In this conversation, Budapest-based journalist and editor Tamás Bodoky unfolds for us the nationalist politics deployed by Hungarian Prime Minister Viktor Orbán since the beginning of his second term in 2010. We begin with the establishment of a law allowing the government to easily control the press. We then evoke the reform of the Constitution that enforces Christian values and identity in the legal framework of the Hungarian society. But the most important part of the discussion questions these politics in relation to the important migratory movement of Central Asia and Middle East refugees through East Europe. The new hermetic fence built on the border with Serbia (see photographs below) is certainly an illustrative example of the walls implemented by these politics, but beyond physical instances, many other are built in the nationalist imaginary currently at work in Hungarian society.

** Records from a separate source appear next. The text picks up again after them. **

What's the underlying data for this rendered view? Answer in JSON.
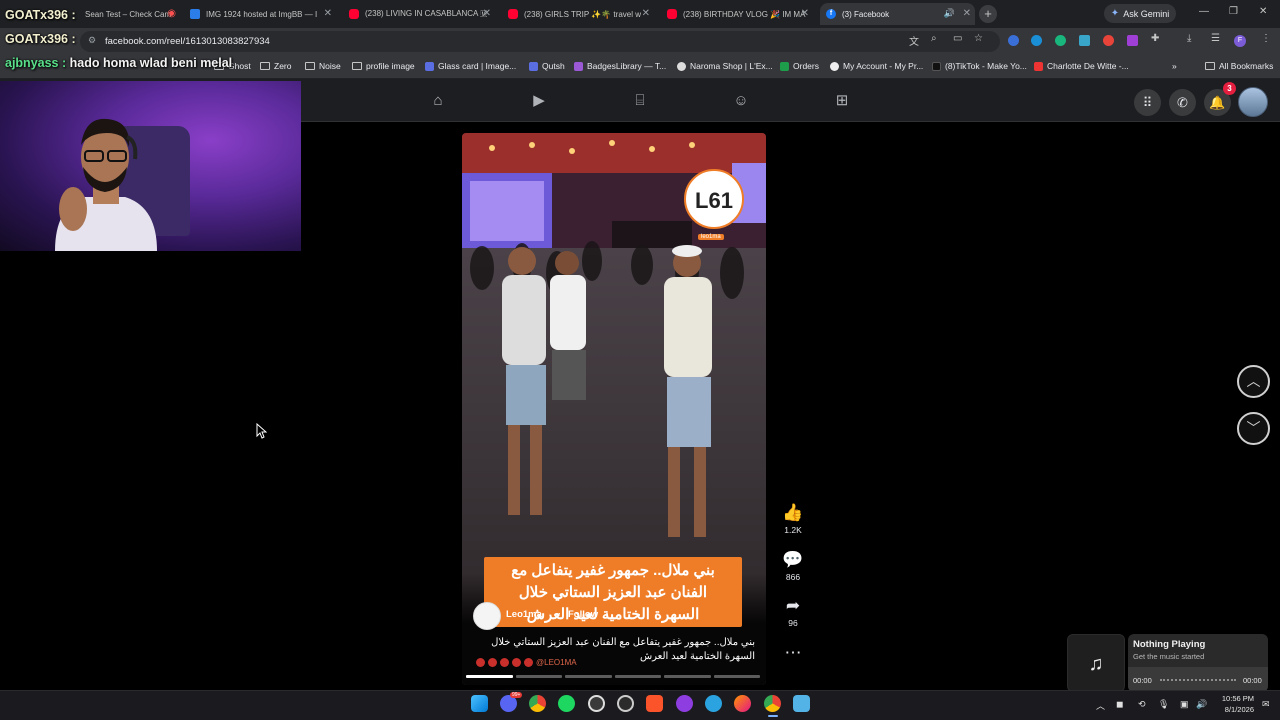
{
  "browser": {
    "tabs": [
      {
        "title": "Sean Test – Check Cam",
        "favicon": "red-circle",
        "active": false
      },
      {
        "title": "IMG 1924 hosted at ImgBB — I",
        "favicon": "imgbb",
        "active": false
      },
      {
        "title": "(238) LIVING IN CASABLANCA 🇲",
        "favicon": "youtube",
        "active": false
      },
      {
        "title": "(238) GIRLS TRIP ✨🌴 travel w",
        "favicon": "youtube",
        "active": false
      },
      {
        "title": "(238) BIRTHDAY VLOG 🎉 IM MA",
        "favicon": "youtube",
        "active": false
      },
      {
        "title": "(3) Facebook",
        "favicon": "facebook",
        "active": true
      }
    ],
    "new_tab": "+",
    "ask_gemini": "Ask Gemini",
    "url": "facebook.com/reel/1613013083827934",
    "bookmarks": [
      {
        "label": "Ghost"
      },
      {
        "label": "Zero"
      },
      {
        "label": "Noise"
      },
      {
        "label": "profile image"
      },
      {
        "label": "Glass card | Image..."
      },
      {
        "label": "Qutsh"
      },
      {
        "label": "BadgesLibrary — T..."
      },
      {
        "label": "Naroma Shop | L'Ex..."
      },
      {
        "label": "Orders"
      },
      {
        "label": "My Account - My Pr..."
      },
      {
        "label": "(8)TikTok - Make Yo..."
      },
      {
        "label": "Charlotte De Witte -..."
      }
    ],
    "all_bookmarks": "All Bookmarks",
    "more_bookmarks": "»",
    "profile_letter": "F"
  },
  "stream_overlay": {
    "name_1": "GOATx396 :",
    "name_2": "GOATx396 :",
    "chat_user": "ajbnyass :",
    "chat_message": "hado homa wlad beni melal"
  },
  "facebook": {
    "notification_count": "3",
    "reel": {
      "logo_text": "L61",
      "logo_sub": "leo1ma",
      "caption_overlay_lines": [
        "بني ملال.. جمهور غفير يتفاعل مع",
        "الفنان عبد العزيز الستاتي خلال",
        "السهرة الختامية لعيد العرش"
      ],
      "channel_name": "Leo1ma",
      "follow": "Follow",
      "description_line1": "بني ملال.. جمهور غفير يتفاعل مع الفنان عبد العزيز الستاتي خلال",
      "description_line2": "السهرة الختامية لعيد العرش",
      "watermark": "@LEO1MA",
      "progress_segments": 6,
      "progress_done": 1
    },
    "actions": {
      "likes": "1.2K",
      "comments": "866",
      "shares": "96"
    }
  },
  "media_widget": {
    "title": "Nothing Playing",
    "subtitle": "Get the music started",
    "time_start": "00:00",
    "time_end": "00:00"
  },
  "taskbar": {
    "time": "10:56 PM",
    "date": "8/1/2026",
    "discord_badge": "99+"
  },
  "colors": {
    "facebook_blue": "#1877f2",
    "caption_orange": "#ef7d27",
    "notification_red": "#e41e3f"
  }
}
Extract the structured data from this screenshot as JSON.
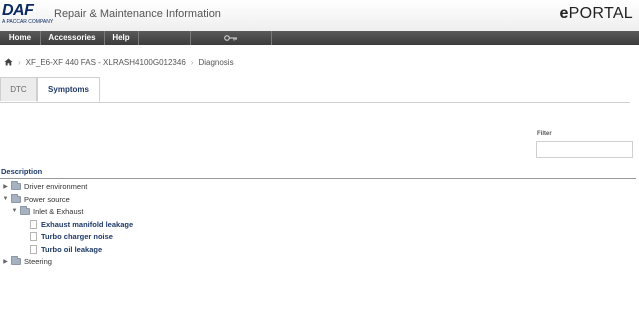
{
  "header": {
    "logo_text": "DAF",
    "logo_subtext": "A PACCAR COMPANY",
    "app_title": "Repair & Maintenance Information",
    "portal_prefix": "e",
    "portal_suffix": "PORTAL"
  },
  "nav": {
    "items": [
      "Home",
      "Accessories",
      "Help"
    ],
    "key_icon": "key-icon"
  },
  "breadcrumb": {
    "home_icon": "home-icon",
    "items": [
      "XF_E6-XF 440 FAS - XLRASH4100G012346",
      "Diagnosis"
    ]
  },
  "tabs": [
    {
      "label": "DTC",
      "active": false
    },
    {
      "label": "Symptoms",
      "active": true
    }
  ],
  "filter": {
    "label": "Filter",
    "value": "",
    "placeholder": ""
  },
  "description": {
    "header": "Description"
  },
  "tree": [
    {
      "label": "Driver environment",
      "type": "folder",
      "expanded": false
    },
    {
      "label": "Power source",
      "type": "folder",
      "expanded": true
    },
    {
      "label": "Inlet & Exhaust",
      "type": "folder",
      "expanded": true
    },
    {
      "label": "Exhaust manifold leakage",
      "type": "document"
    },
    {
      "label": "Turbo charger noise",
      "type": "document"
    },
    {
      "label": "Turbo oil leakage",
      "type": "document"
    },
    {
      "label": "Steering",
      "type": "folder",
      "expanded": false
    }
  ],
  "colors": {
    "brand_navy": "#0b2a63",
    "navbar": "#4a4a4a",
    "link_blue": "#1f3a6a"
  }
}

Tamás Bodoky is an investigative journalist and editor, and nonprofit executive based in Budapest, Hungary. Bodoky has been a journalist since 1996: before joining Index.hu, where he spent 9 years in different journalistic and editorial positions, he was science and technology journalist at the Magyar Narancs weekly. Bodoky has won the Gőbölyös Soma Prize for investigative journalism in 2008 for his articles on Hungary’s 2006 unrest and police brutality. Bodoky has won the Iustitia Regnorum Fundamentum and the Hungarian Pulitzer Memorial Prize for his investigative articles and freedom of information lawsuits on political corruption cases. Bodoky is Marshall Memorial Fellowship alumni, and member of the international investigative journalism networks Organized Crime and Corruption Reporting Project (OCCRP) and International Consortium of Investigative Journalists (ICIJ). In 2011 Bodoky co-founded hungarian watchdog NGO and investigative journalism center atlatszo.hu, where he serves as editor and executive director. Atlatszo.hu produces investigative reports, accepts information from whistleblowers, files freedom of information requests, and commences freedom of information lawsuits in cases where its requests are refused. Atlatszo.hu runs a freedom of information request generator for the general public and an anonymous digital whistleblowing platform for whisttleblowers. Besides original reporting, atlatszo.hu provides training and a blogging platform to other NGOs and independent media. Atlatszo.hu was honored with the Breaking Borders Award of Global Voices and Google for advancing the cause of online free expression in 2012, the European Citizen Prize of the European Parliament in 2014, the Freedom of Expression Award of Index on Censorhip (UK) and the Theodor Heuss Medaille of Theodor Heuss Stiftung (DE) in 2015.
- Photographs taken by Léopold Lambert the same day of the interview on the border between Serbia and Hungary: